- Try it -
The string "Measure" may appear on lines of the entries below; report how many such lines there are, and only that.

Start of Information supplied

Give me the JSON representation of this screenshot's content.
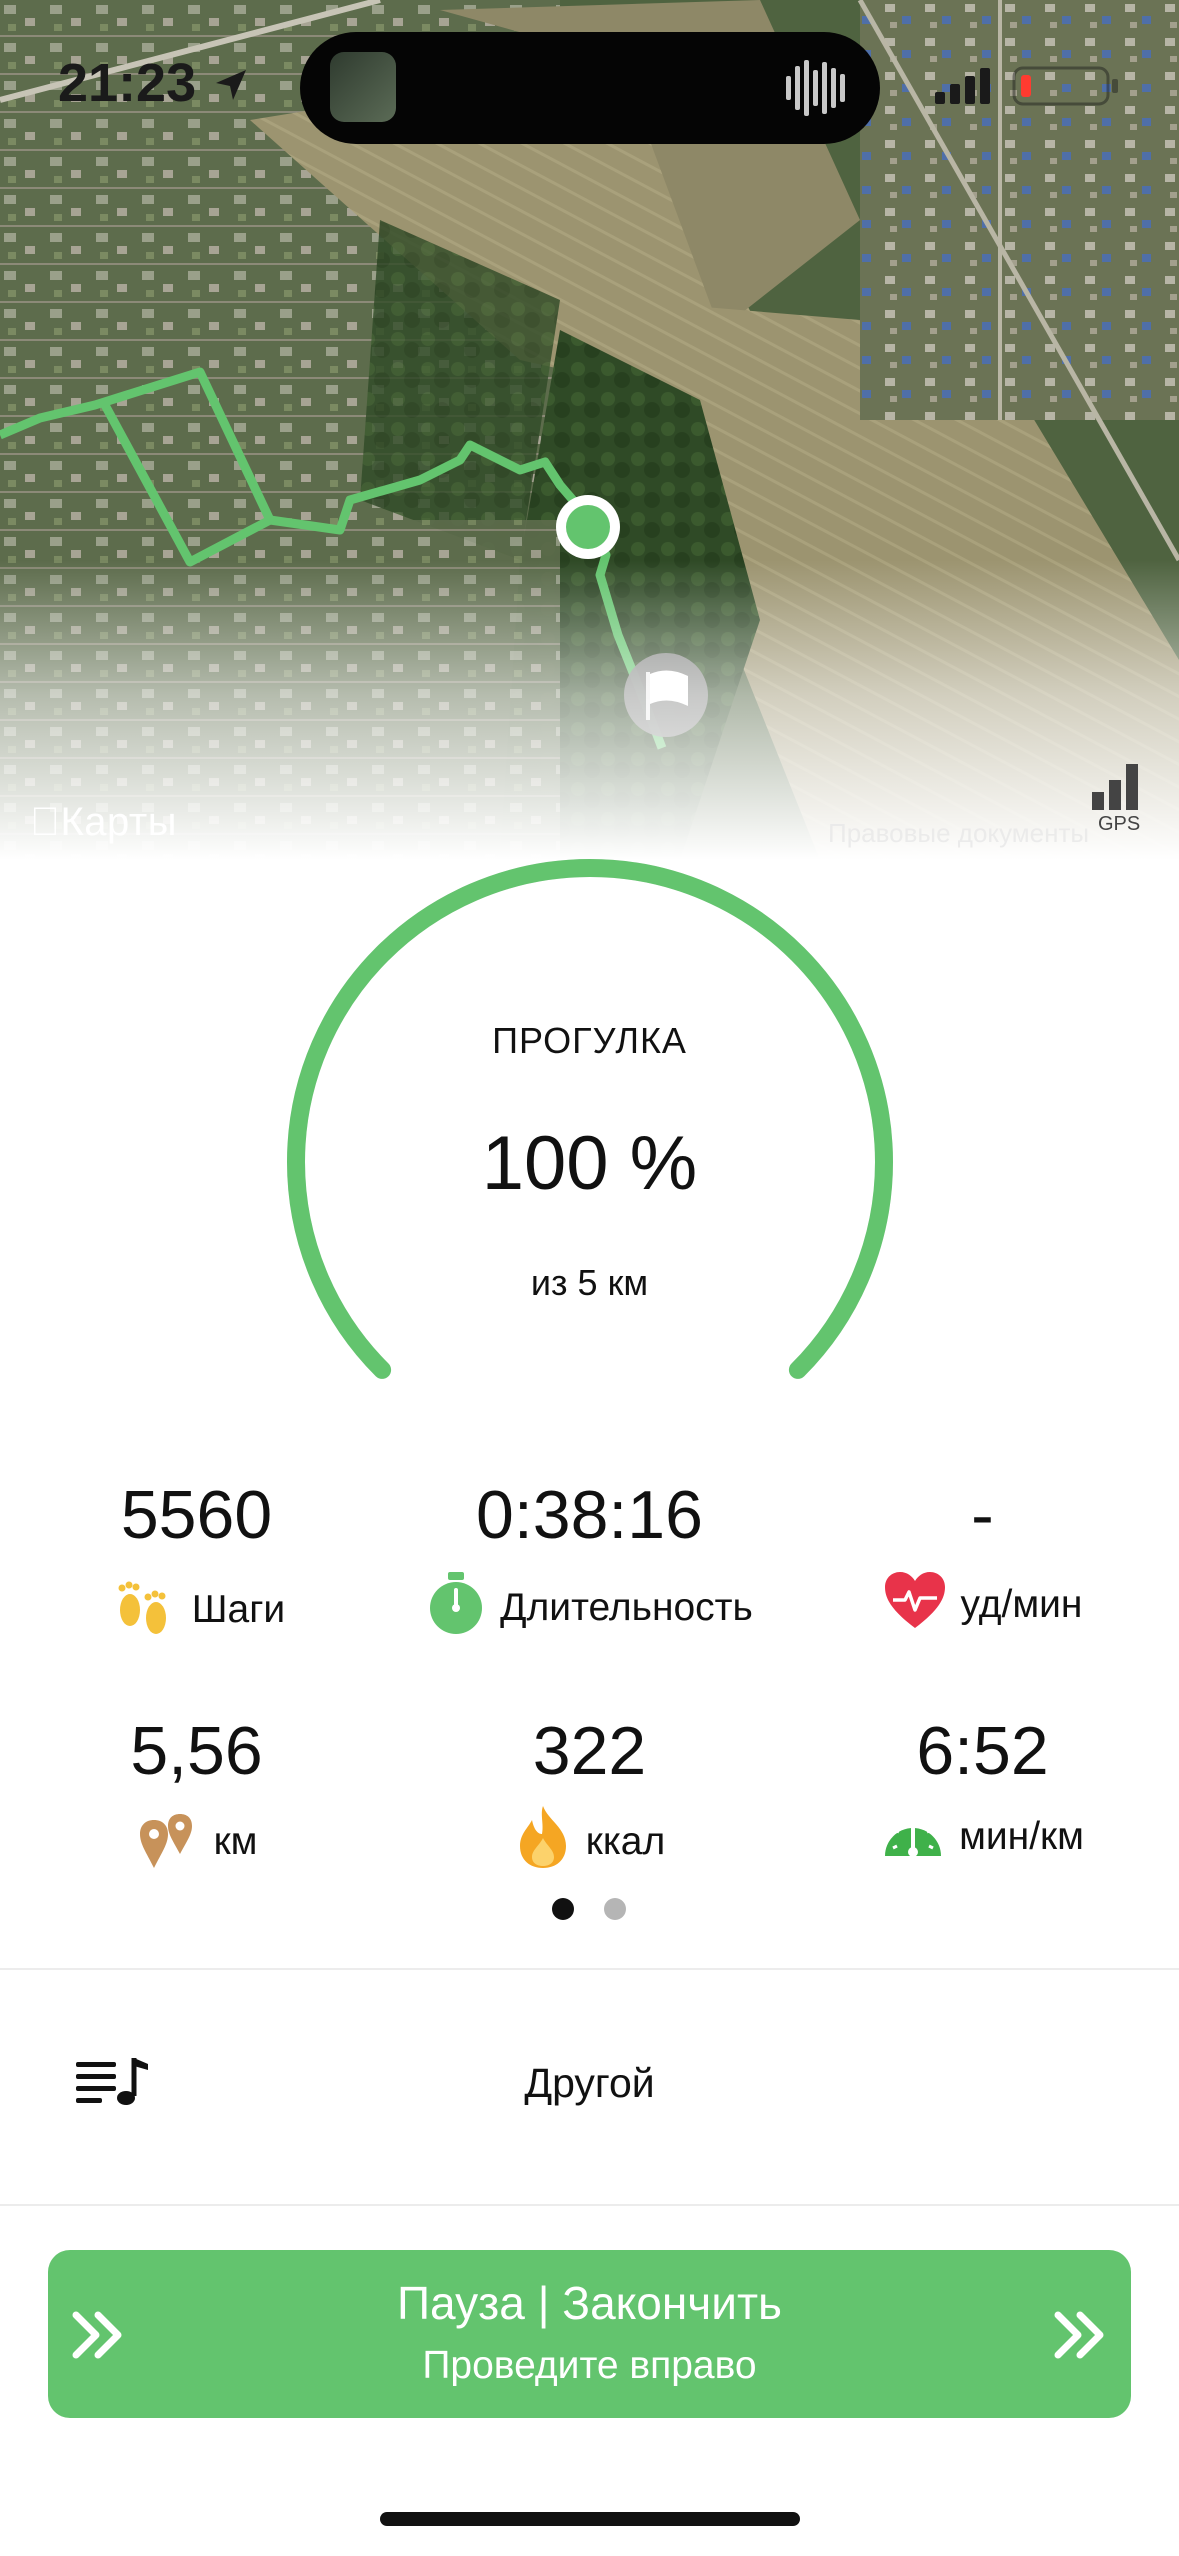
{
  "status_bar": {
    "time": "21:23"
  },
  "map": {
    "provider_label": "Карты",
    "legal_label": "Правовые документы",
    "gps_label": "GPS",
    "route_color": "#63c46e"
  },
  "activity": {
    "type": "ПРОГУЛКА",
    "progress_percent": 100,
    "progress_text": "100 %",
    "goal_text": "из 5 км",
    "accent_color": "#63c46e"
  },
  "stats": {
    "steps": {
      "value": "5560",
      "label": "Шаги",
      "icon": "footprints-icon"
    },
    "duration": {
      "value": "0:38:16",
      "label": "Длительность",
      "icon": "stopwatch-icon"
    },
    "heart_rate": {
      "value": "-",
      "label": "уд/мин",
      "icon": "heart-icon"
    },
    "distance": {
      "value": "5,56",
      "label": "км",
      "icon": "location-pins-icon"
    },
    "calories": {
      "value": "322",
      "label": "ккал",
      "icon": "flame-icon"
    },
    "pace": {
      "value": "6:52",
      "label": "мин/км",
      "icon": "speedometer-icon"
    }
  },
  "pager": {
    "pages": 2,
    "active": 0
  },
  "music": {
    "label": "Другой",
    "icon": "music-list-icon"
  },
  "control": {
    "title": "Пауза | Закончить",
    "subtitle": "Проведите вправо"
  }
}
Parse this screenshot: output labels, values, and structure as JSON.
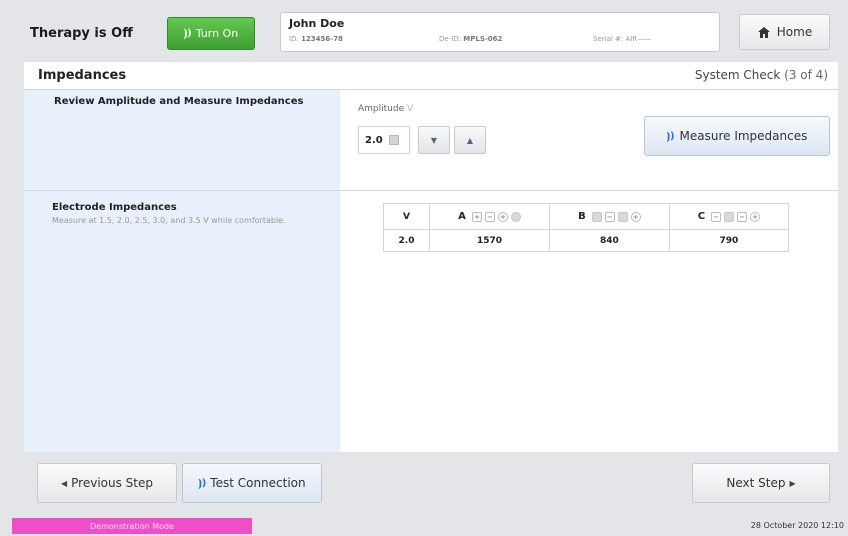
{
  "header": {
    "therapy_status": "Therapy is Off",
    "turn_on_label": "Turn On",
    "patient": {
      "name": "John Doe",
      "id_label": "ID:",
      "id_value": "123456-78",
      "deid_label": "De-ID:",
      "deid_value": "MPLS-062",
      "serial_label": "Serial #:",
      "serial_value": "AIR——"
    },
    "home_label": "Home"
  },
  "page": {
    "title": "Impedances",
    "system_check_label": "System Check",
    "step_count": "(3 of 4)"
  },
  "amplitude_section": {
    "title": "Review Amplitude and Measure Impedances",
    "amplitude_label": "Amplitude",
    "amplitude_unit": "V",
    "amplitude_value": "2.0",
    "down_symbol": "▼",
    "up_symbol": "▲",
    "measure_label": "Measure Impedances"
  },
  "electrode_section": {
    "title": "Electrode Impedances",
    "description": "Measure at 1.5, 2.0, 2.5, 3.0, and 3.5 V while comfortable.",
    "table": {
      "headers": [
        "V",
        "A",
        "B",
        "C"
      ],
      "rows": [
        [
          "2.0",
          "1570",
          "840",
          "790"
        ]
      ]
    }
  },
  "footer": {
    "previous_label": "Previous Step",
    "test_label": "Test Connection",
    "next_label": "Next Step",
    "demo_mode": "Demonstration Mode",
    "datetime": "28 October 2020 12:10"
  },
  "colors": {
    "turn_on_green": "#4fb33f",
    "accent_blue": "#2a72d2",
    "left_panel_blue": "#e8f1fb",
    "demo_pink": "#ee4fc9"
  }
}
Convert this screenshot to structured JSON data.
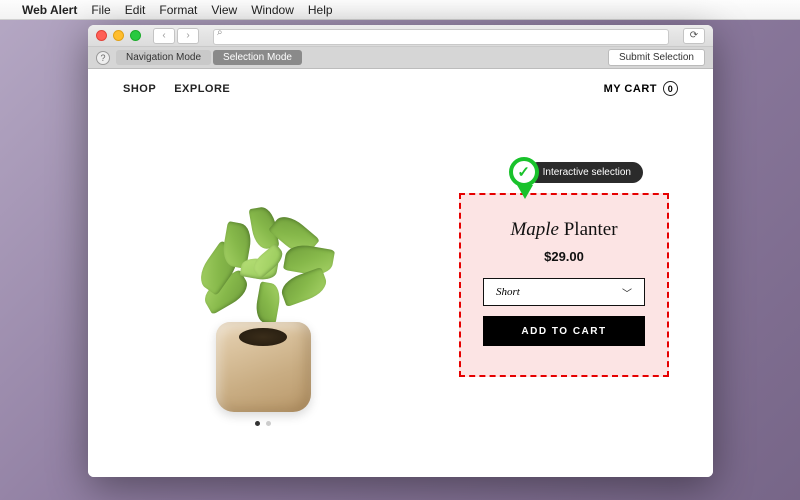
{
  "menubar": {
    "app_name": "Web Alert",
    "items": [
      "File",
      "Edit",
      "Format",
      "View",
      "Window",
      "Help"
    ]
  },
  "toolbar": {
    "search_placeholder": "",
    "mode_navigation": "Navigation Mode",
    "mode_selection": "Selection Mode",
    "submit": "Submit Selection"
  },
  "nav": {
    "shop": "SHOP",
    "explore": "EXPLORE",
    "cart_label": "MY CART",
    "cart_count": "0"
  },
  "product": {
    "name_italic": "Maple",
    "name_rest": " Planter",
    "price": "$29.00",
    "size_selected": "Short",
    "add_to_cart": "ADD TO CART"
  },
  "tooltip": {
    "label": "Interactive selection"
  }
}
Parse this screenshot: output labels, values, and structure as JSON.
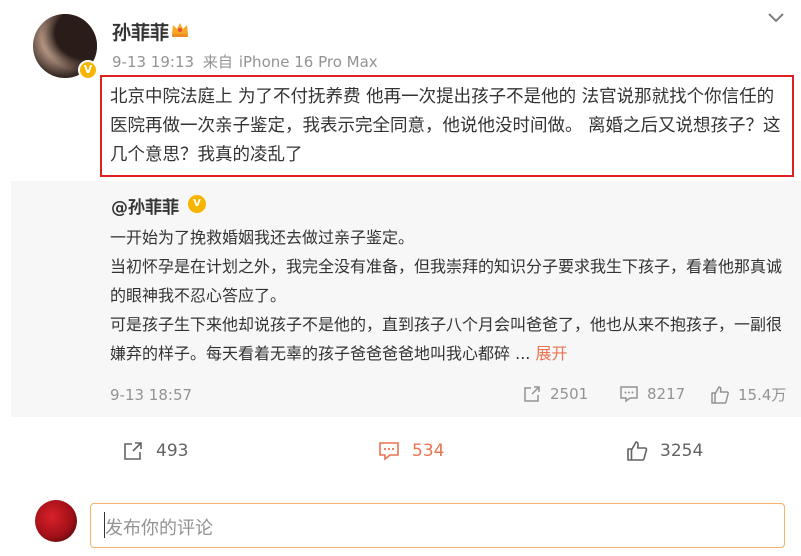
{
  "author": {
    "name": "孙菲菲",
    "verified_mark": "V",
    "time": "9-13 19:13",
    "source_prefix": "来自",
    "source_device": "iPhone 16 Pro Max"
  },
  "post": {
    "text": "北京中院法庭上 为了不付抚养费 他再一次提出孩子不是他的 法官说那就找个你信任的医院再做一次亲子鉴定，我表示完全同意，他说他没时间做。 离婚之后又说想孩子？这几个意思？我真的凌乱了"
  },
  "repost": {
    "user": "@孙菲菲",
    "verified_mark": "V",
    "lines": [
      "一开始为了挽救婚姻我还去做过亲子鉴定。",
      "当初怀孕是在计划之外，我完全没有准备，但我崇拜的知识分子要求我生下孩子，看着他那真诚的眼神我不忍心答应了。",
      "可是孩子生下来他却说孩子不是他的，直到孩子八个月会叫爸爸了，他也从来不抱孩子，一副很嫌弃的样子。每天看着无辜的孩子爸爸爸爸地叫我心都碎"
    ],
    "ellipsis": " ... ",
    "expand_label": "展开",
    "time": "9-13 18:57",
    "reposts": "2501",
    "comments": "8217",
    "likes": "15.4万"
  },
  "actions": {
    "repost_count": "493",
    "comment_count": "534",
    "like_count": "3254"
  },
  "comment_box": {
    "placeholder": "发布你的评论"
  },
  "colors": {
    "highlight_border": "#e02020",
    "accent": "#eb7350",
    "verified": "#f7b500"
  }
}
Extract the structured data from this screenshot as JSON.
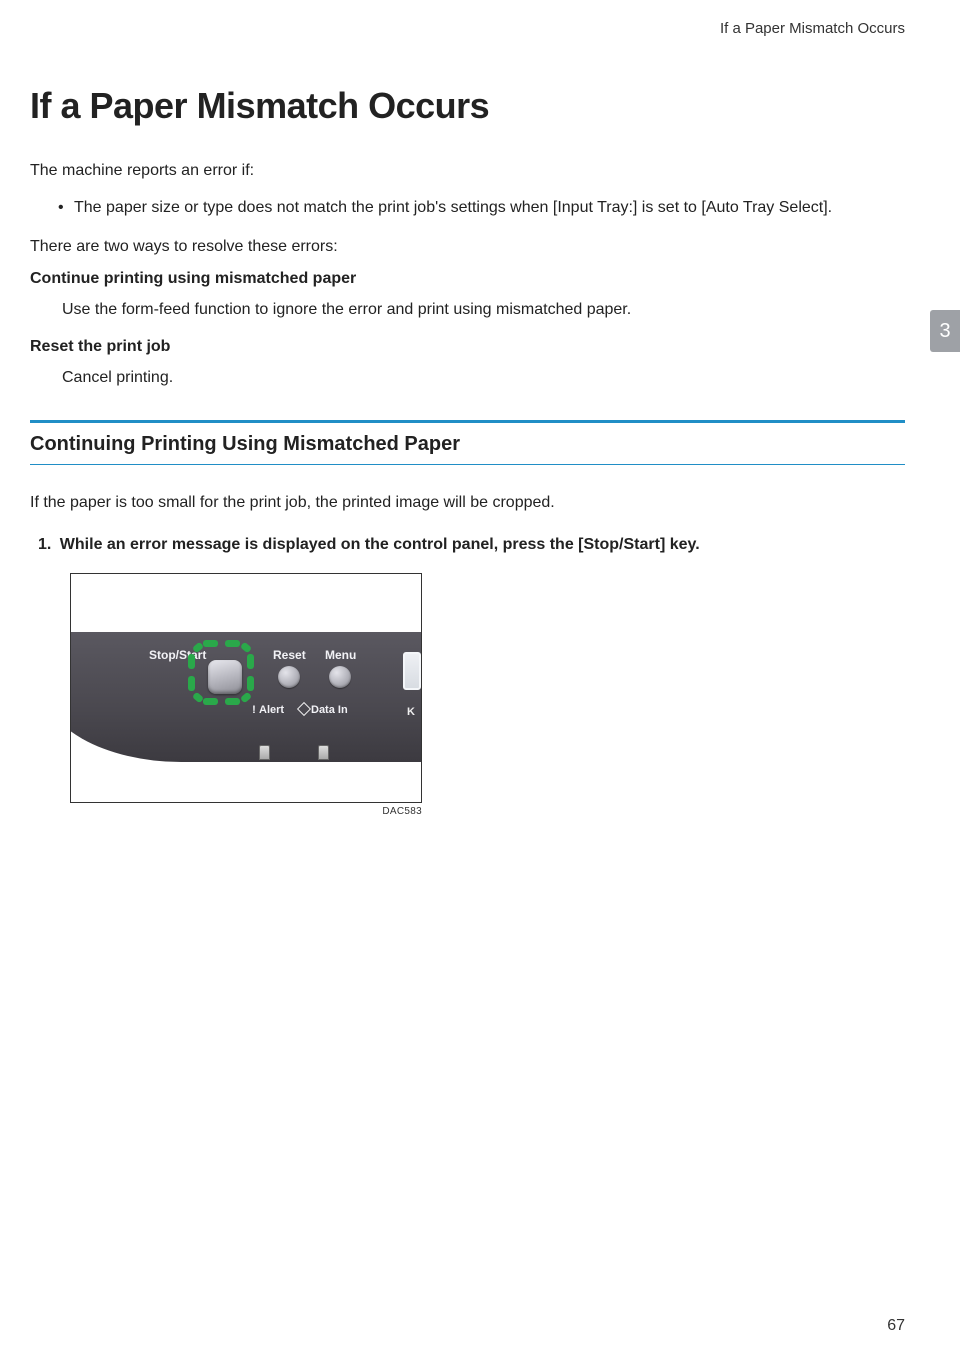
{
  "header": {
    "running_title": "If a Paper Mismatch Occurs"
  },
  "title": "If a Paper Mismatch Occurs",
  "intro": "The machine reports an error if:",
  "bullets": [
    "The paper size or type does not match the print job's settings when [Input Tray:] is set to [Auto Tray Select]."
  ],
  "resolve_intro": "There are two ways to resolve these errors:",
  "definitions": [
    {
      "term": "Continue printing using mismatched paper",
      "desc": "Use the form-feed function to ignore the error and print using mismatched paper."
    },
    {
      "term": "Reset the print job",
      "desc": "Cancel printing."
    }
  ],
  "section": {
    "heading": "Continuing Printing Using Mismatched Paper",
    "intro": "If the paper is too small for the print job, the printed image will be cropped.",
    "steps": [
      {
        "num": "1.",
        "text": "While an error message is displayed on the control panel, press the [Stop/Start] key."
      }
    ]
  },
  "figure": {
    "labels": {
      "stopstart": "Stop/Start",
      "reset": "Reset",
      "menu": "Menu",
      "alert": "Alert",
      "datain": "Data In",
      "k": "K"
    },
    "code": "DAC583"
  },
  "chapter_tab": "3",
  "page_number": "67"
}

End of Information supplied

- Expected output -
3